However, the Galaxy A9 doesn’t live up to the promise when performing in low light. The sensor can’t cope in extreme darkness or even during the dusk. That’s disappointing, and it puts the A9’s camera in a negative territory. I have also noticed that one cannot use all four at the same time. So yes, each camera actually plays a specific role and works independently.
One thing that the Galaxy A9 does well is the way it captures ultra-wide angle shots. It adds a new perspective to a scene which isn’t possible to capture from the standard smartphone camera. Here’s the original shot (only resized for web).
The telephoto camera isn’t such a great success either.
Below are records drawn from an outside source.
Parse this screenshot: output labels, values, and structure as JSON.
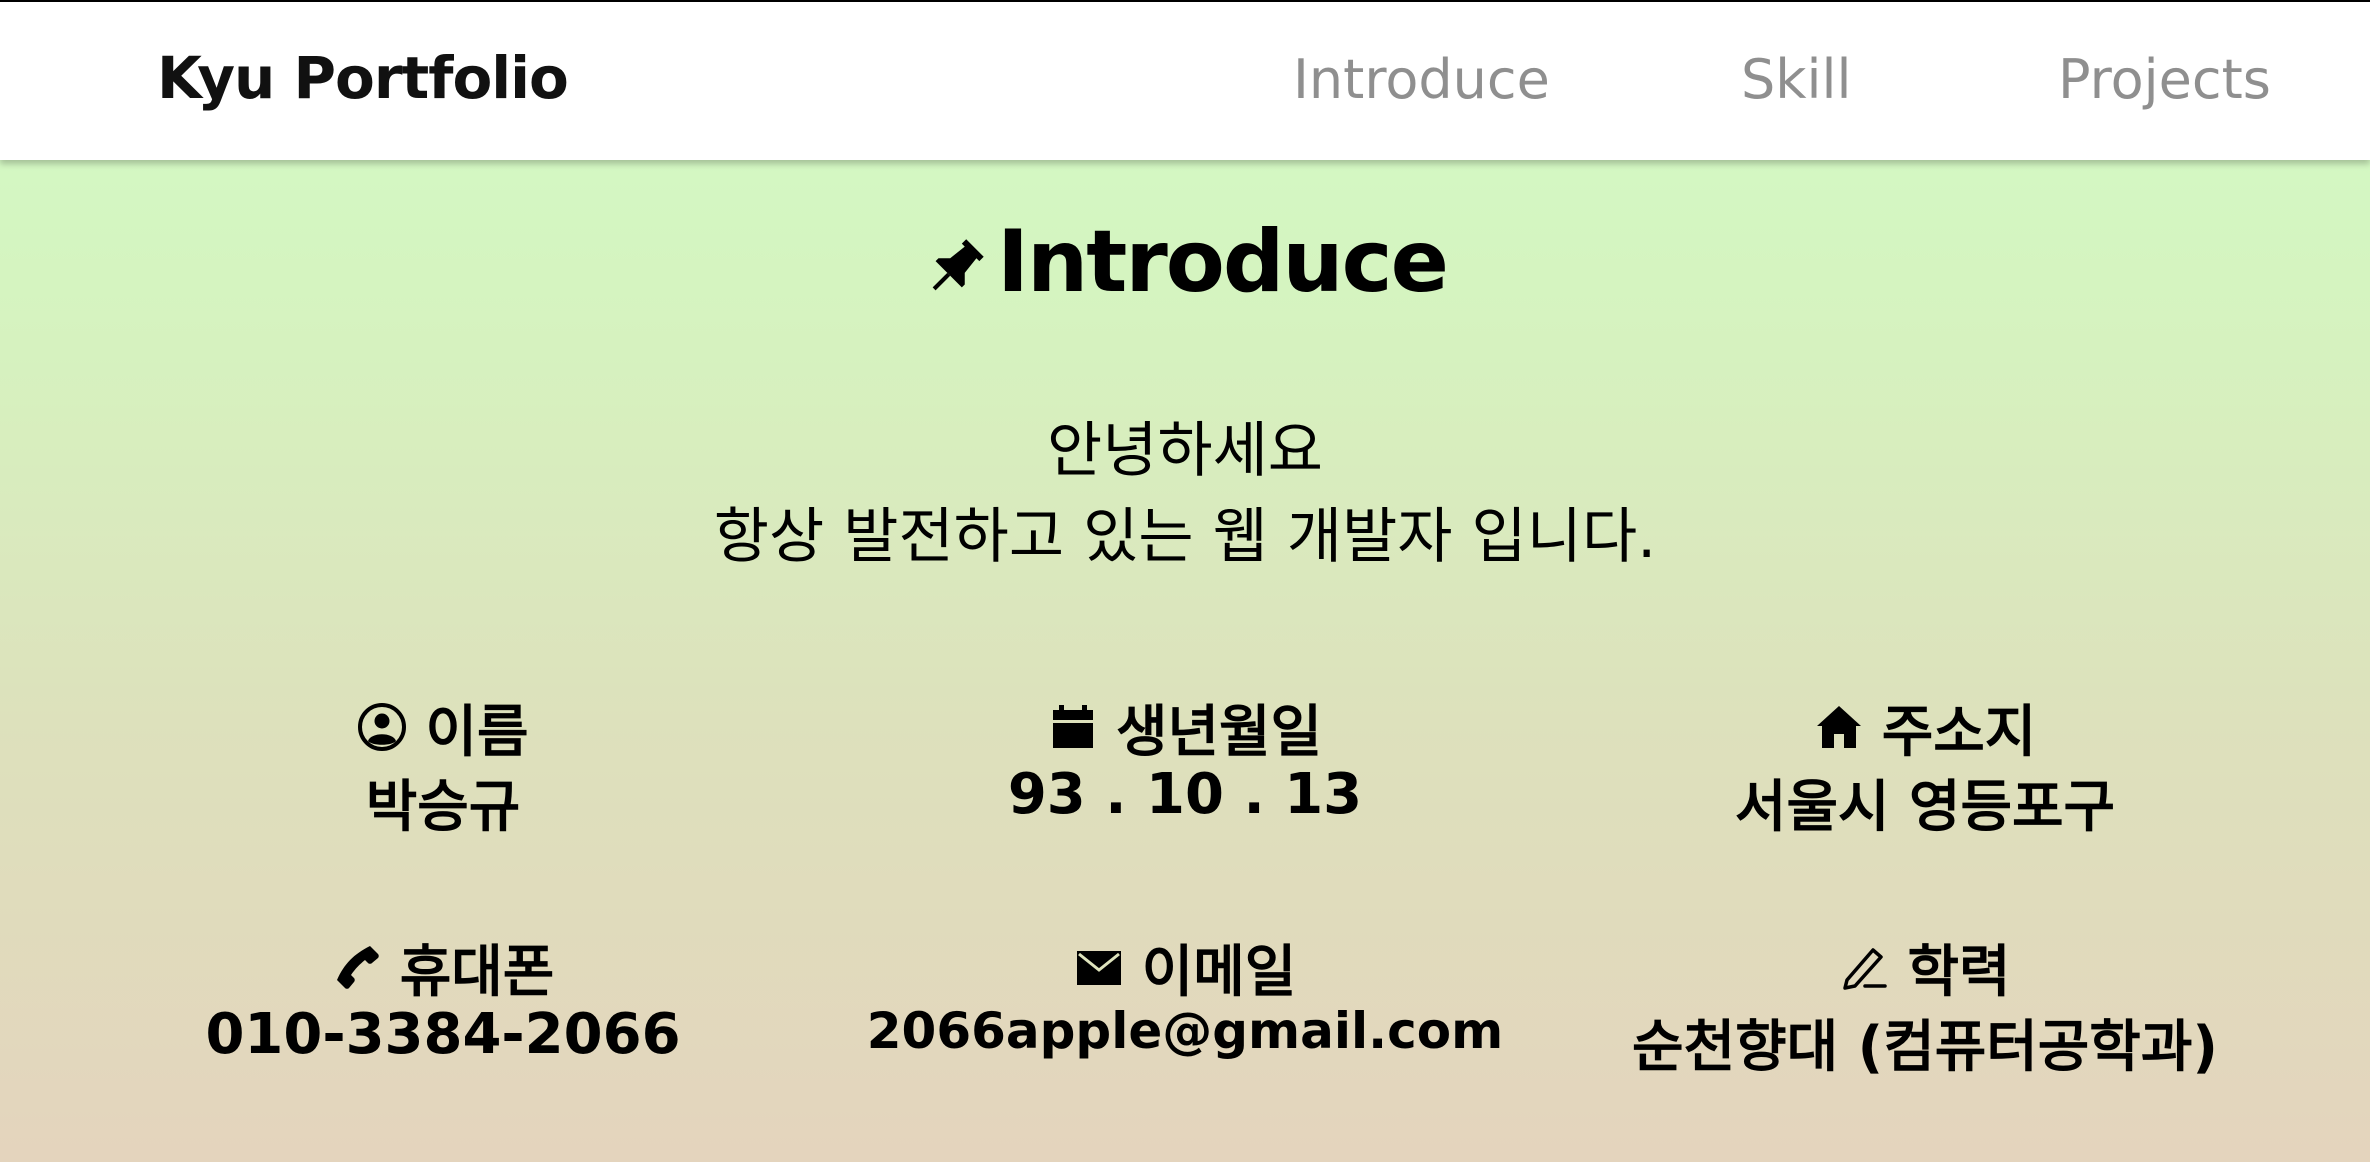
{
  "navbar": {
    "brand": "Kyu Portfolio",
    "links": [
      "Introduce",
      "Skill",
      "Projects"
    ]
  },
  "introduce": {
    "title": "Introduce",
    "title_icon": "pushpin-icon",
    "greeting_line1": "안녕하세요",
    "greeting_line2": "항상 발전하고 있는 웹 개발자 입니다.",
    "info": [
      {
        "icon": "user-circle-icon",
        "label": "이름",
        "value": "박승규"
      },
      {
        "icon": "calendar-icon",
        "label": "생년월일",
        "value": "93 . 10 . 13"
      },
      {
        "icon": "home-icon",
        "label": "주소지",
        "value": "서울시 영등포구"
      },
      {
        "icon": "phone-icon",
        "label": "휴대폰",
        "value": "010-3384-2066"
      },
      {
        "icon": "envelope-icon",
        "label": "이메일",
        "value": "2066apple@gmail.com"
      },
      {
        "icon": "pencil-icon",
        "label": "학력",
        "value": "순천향대 (컴퓨터공학과)"
      }
    ]
  },
  "colors": {
    "nav_background": "#ffffff",
    "nav_link": "#8f8f8f",
    "gradient_top": "#d1fcc5",
    "gradient_bottom": "#e4d4bd",
    "text": "#000000"
  }
}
The 2x optical zoom wasn’t very good when it came to zooming in on a subject.
I have extensively used the depth-sensing camera, and found it unimpressive. The edges looked very artificial. Pictures looked fine on the phone, but viewed at full resolution on a PC, the images lost their crisp detail. The photos of the flowers above were taken in the Live or the Bokeh mode.
On the front, you have a 24MP camera for taking selfies and video calling. The front-facing camera produces good shots, although it wasn’t quite as good as the competition at preserving fine details.
Samsung Galaxy A9 (2018) review: Final verdict
As I have used the Galaxy A9 for a week and where general performance, build quality and overall experience is excellent. The SAMOLED display is something rivals cannot match in this segment. Then there’s the idea of having a phone four cameras on the back, which is thought-provoking. We have to give full credit to Samsung for this.
But being first to the market doesn’t always mean everything is perfect. The same can be said about the Galaxy A9. While the camera performance in good lighting was great, in low-light it struggles. In fact, what should be Galaxy A9’s strength is its biggest disappointment.